Earlier this year, Project Medishare launched a neurosurgery fellowship program in Haiti in partnership with Hospital Bernard Mevs, the University of Miami Miller School of Medicine, Miami Children’s Hospital, the State University of Haiti and the Haitian Ministry of Health. The goal of the three year program is to build local capacity by improving access to neurosurgical care in emergency situations, as well as degenerative diseases and congenital anomalies such as hydrocephalus.


Dr. Yudy Lafortune, 33, was selected as the program’s first fellow. He was born and raised in Port-au-Prince and attended medical school at Universite de Notre Dame. Over the course of his fellowship, Dr. Fortune will complete rotations at HBM in Port-au-Prince, as well as UM and Miami Children’s Hospital. Dr. Lafortune is being supervised and mentored by Dr. Ariel Henry, Fellowship Program Director, and by Dr. John Ragheb, Chief of Pediatric Neurosurgery at the University of Miami/Jackson Memorial Hospital and Miami Children’s Hospital. Read our Q&A with Dr. Lafortune to learn more about him.


Why did you decided to study medicine and become a doctor?

I became a doctor to be a surgeon. I really like the practical, hands-on aspect of surgery. The discipline. The precision.
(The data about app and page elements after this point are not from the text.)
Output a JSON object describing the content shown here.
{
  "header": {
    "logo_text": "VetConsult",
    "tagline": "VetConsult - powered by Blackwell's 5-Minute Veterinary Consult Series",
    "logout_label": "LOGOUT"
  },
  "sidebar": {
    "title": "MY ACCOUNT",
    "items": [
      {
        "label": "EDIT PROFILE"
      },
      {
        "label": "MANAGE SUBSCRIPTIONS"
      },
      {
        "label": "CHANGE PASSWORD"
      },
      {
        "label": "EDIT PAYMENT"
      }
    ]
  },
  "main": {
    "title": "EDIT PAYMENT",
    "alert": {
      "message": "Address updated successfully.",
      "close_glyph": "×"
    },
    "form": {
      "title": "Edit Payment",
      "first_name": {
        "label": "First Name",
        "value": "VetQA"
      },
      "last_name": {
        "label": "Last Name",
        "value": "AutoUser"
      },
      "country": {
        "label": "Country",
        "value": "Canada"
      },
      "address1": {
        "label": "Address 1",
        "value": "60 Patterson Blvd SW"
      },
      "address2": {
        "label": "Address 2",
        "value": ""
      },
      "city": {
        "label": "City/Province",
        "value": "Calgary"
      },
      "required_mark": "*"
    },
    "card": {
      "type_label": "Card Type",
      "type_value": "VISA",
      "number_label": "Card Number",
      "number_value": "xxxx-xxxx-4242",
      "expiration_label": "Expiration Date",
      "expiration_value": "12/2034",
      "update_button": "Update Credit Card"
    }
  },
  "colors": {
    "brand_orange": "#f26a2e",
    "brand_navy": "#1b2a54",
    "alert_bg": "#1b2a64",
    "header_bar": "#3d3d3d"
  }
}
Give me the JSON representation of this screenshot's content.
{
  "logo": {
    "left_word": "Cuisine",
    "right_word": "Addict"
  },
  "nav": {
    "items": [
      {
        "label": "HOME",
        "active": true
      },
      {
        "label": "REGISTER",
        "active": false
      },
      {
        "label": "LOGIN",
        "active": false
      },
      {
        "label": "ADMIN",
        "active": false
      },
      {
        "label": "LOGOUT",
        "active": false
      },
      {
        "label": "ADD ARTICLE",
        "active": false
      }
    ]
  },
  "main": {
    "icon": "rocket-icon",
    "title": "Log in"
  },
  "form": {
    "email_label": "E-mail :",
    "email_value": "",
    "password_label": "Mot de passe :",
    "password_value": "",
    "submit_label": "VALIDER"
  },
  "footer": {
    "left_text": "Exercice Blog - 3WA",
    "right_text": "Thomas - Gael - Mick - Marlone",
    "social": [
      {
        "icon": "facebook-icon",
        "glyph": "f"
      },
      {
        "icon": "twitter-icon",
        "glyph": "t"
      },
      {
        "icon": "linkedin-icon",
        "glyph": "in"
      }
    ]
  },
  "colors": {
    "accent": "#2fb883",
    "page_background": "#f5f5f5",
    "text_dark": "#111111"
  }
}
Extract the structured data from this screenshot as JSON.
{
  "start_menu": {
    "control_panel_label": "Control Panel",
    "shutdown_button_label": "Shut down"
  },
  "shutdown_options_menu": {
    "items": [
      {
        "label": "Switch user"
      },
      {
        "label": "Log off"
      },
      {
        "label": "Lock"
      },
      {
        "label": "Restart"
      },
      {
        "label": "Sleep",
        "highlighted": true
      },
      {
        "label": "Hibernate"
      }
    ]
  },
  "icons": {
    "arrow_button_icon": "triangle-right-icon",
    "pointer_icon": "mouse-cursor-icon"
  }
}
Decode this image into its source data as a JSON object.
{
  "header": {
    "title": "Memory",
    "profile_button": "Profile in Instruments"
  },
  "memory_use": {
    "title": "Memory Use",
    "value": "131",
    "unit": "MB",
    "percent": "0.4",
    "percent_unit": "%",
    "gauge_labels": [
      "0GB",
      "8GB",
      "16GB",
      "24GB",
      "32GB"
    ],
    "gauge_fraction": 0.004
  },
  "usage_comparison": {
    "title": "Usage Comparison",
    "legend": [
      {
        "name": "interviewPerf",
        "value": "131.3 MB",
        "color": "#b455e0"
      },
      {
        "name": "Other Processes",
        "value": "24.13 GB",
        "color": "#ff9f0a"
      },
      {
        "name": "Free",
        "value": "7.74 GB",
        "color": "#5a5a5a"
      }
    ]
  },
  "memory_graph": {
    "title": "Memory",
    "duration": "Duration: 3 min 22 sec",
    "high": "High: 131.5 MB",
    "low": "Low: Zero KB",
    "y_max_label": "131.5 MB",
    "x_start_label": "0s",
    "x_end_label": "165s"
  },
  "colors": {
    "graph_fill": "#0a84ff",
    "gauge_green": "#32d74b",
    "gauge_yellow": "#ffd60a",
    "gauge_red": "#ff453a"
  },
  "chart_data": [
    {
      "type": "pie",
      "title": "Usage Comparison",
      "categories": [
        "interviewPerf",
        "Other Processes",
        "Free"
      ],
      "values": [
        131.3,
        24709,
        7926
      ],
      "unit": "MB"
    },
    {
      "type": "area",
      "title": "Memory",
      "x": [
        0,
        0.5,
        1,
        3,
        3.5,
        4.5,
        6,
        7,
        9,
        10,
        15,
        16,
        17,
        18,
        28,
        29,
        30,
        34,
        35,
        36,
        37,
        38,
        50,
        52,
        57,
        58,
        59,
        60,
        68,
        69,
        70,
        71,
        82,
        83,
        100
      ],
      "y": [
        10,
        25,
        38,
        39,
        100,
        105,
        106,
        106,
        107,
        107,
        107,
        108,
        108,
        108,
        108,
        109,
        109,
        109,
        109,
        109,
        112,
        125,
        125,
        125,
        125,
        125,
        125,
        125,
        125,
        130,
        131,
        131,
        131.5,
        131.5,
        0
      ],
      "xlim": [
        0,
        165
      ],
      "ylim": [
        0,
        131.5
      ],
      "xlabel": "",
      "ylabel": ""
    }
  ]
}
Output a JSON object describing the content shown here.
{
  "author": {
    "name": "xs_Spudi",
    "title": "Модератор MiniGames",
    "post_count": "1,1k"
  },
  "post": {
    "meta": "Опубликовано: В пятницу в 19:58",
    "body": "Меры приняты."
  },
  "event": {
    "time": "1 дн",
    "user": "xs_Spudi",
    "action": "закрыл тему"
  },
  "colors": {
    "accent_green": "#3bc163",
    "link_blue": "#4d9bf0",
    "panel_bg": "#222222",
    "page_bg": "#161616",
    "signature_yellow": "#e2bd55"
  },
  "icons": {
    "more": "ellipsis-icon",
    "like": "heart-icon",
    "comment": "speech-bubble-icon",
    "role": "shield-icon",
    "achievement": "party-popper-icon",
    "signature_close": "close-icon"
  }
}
That’s my main motivation and draw to learn what I do. I’m the first person in my family to become a doctor. My parents are very proud me.


What’s your approach to patient care?

When you’re a doctor you have a way that you can reach different types of people. It’s not something they can teach you — you have to have a way to put yourself at the level of that person. I think my patients really appreciate me because of my approach. It’s about making yourself understood while also trying to understand them and what they’re going though.


How did you learn about the neurosurgery fellowship? What made you apply?

You know, I never even pictured myself as a neurosurgeon. There was no such program in Haiti; it was a field that required going overseas. I did a four year general surgery program here in Haiti. Then a few months before I completed the program, I was contacted by the Drs. Bitar (Directors of HBM and surgeons) and they told me about the new fellowship opportunity and asked me if I wanted to participate. I decided to rise to the challenge and applied. I’m very glad I was selected.


What’s one of the challenges you face at HBM?

We don’t operate on enough [hydrocephalus] cases. We just don’t have enough surgeons. I wish we could do more.


What advice would you give to others interested in becoming a doctor?

Being a doctor in Haiti is very hard. To be honest, if I knew how hard it was I don’t know if I would made this choice. My advice to any young Haitian doctors or those considering being a doctor, would be that if you want to be a doctor, it has to be a vocational choice and not a professional choice. If you’re not dedicated to it then you won’t make it.